Rep. David Valadao, R-Calif., said House Speaker Kevin McCarthy “sounded optimistic” on a debt ceiling deal in their morning conference on Tuesday, after White House officials left the Capitol late Monday night with no deal in place.
“Even this afternoon at lunch, I know that there were some folks coming in from the White House, and the looks on some of their faces coming out of that meeting were positive,” Valadao said in an interview on Meet the Press NOW.
Valadao says all the conversations he’s had with Speaker McCarthy have been “optimistic” and seem like a deal is looming, but the biggest challenge standing in the way is “extreme positions” from each party, including his own.
“I just think we need to get all the more extreme parts of our party just to back off a little bit, and allow the speaker to negotiate with the president and find some sort of compromise that we can all work together on,” Valadao said.
President Joe Biden carried the California Republican's district by 13 points in the 2020 election. It's the second-biggest Biden margin of any Republican-held House district in the country.
Despite the obstacles to a deal, Valadao believes McCarthy does have room to negotiate with Biden and will have the votes to pass a deal in the House, though he said talks should have happened months ago.
“I think the president should have been at the table a lot longer ago. … But sadly they waited till the last minute. And here we are today,” Valadao said.
Valadao said House Republicans’ request to get back to 2022 spending levels is “not an extreme position” and something he says they’ve talked with the president about before.

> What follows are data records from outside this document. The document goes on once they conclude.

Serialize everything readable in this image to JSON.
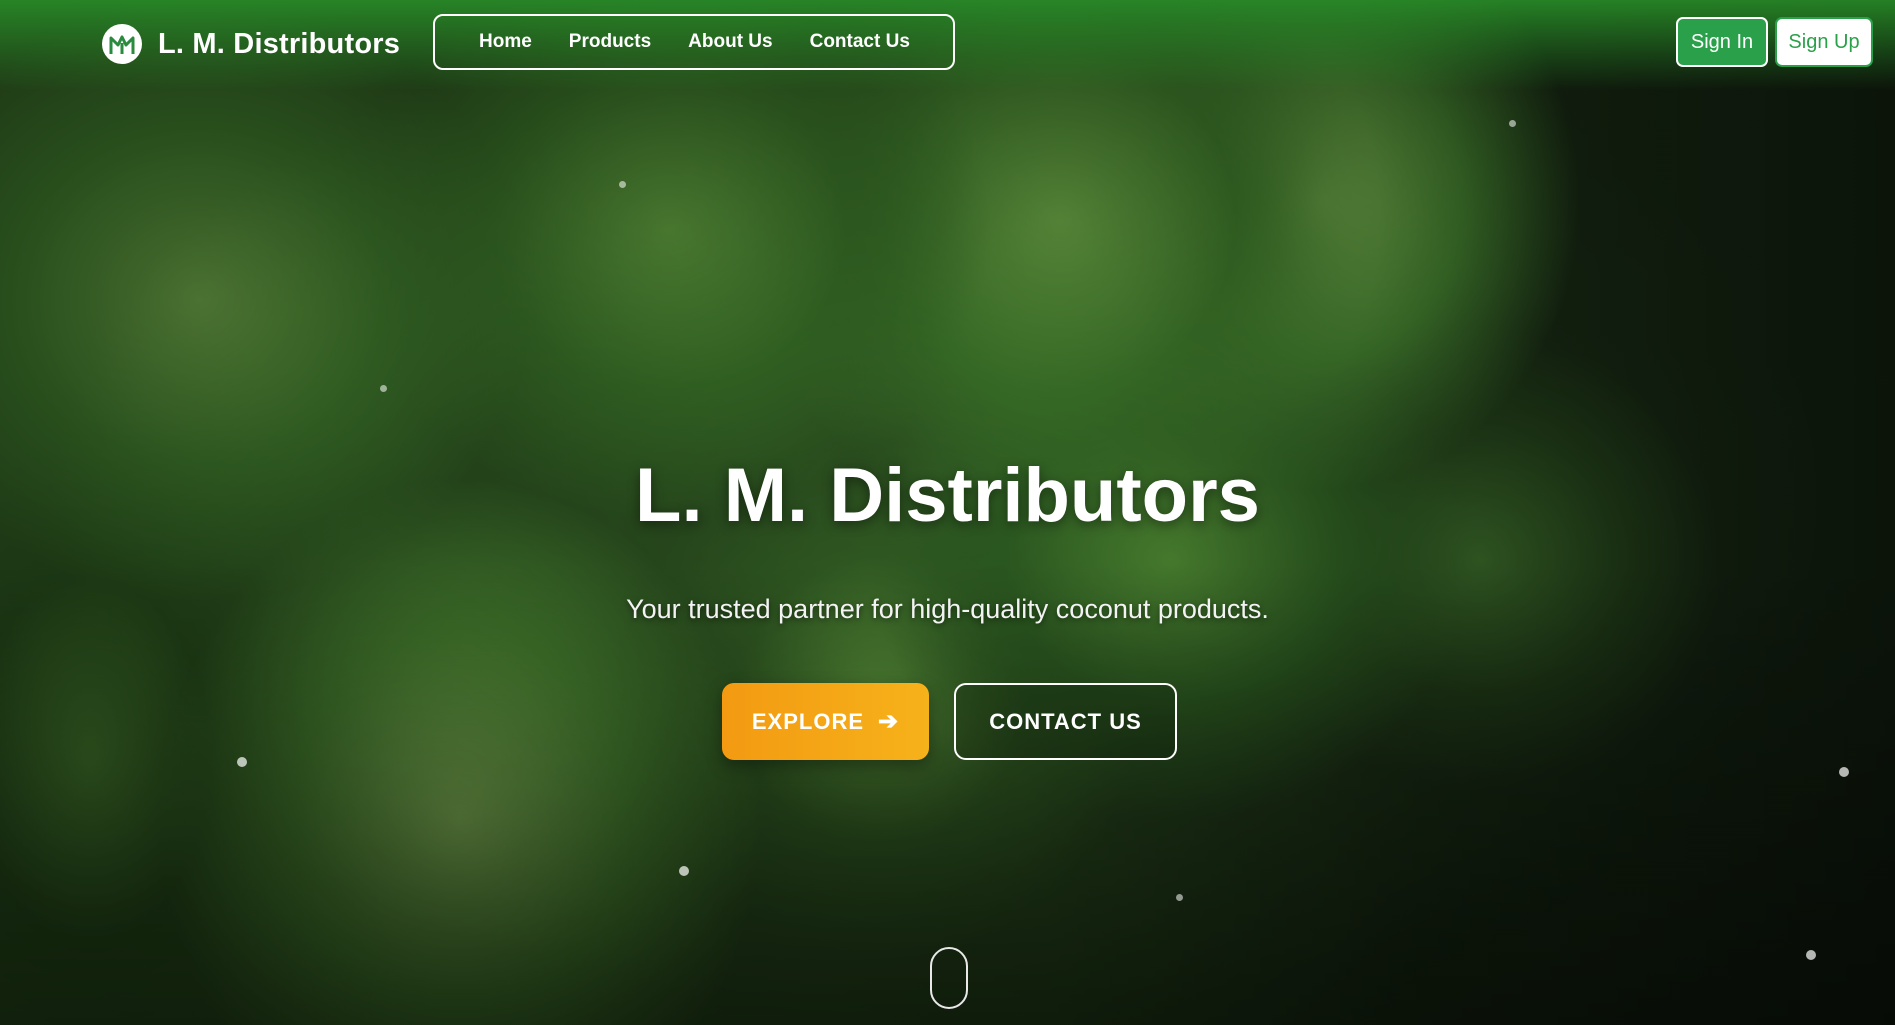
{
  "brand": {
    "name": "L. M. Distributors",
    "logo_icon": "lm-logo-icon"
  },
  "nav": {
    "items": [
      {
        "label": "Home"
      },
      {
        "label": "Products"
      },
      {
        "label": "About Us"
      },
      {
        "label": "Contact Us"
      }
    ]
  },
  "auth": {
    "sign_in": "Sign In",
    "sign_up": "Sign Up",
    "accent": "#2aa04a"
  },
  "hero": {
    "title": "L. M. Distributors",
    "subtitle": "Your trusted partner for high-quality coconut products.",
    "explore_label": "EXPLORE",
    "explore_icon": "arrow-right-icon",
    "contact_label": "CONTACT US",
    "explore_color": "#f5a816"
  },
  "scroll_indicator_icon": "mouse-scroll-icon"
}
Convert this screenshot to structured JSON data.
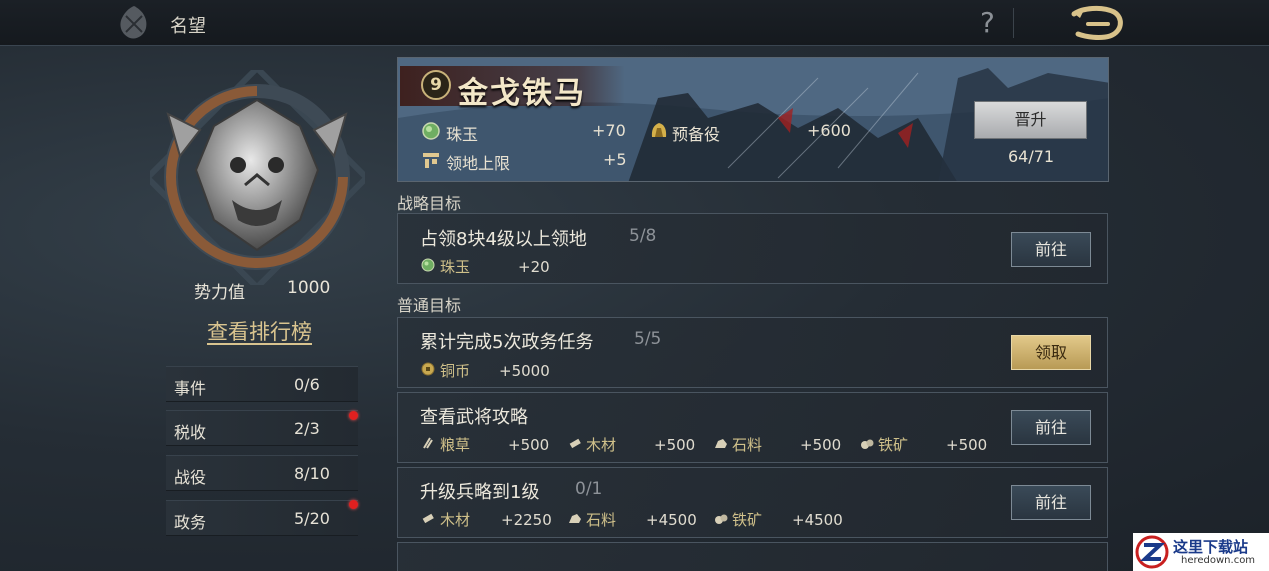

“It’s something that we put out and we talked about for quite some time,” Valadao said. “The guy’s been in Washington longer than I’ve been alive. And I’m in my mid 40s, he should understand that compromise is what this country was built on.”
Valadao said there is a possibility he would support freezing spending levels but no tax increases as a part of final negotiations. On cutting spending to private health companies, Valadao said it’s something to be talked about but would be inappropriate to “throw in” this late in the game.
“We’ve been talking about bringing the president to the table for a month now with a plan in place that he can point to, and to be throwing these late minute things out there just to shake the room up isn’t productive,” Valadao said.
Valadao believes a longer-term debt ceiling deal will make it to the table by the June 1 deadline, citing a looming election as an impetus for lawmakers to firm up a deal.
“I don’t know if the president wants to go through this again. And I know the majority of members in the House and Senate do not want to go through another debt ceiling fight before the next election cycle,” Valadao said. “All of our jobs are always on the line, and we always face another election. I do believe the president will be judged. I do believe the speaker and I do believe myself will be judged.”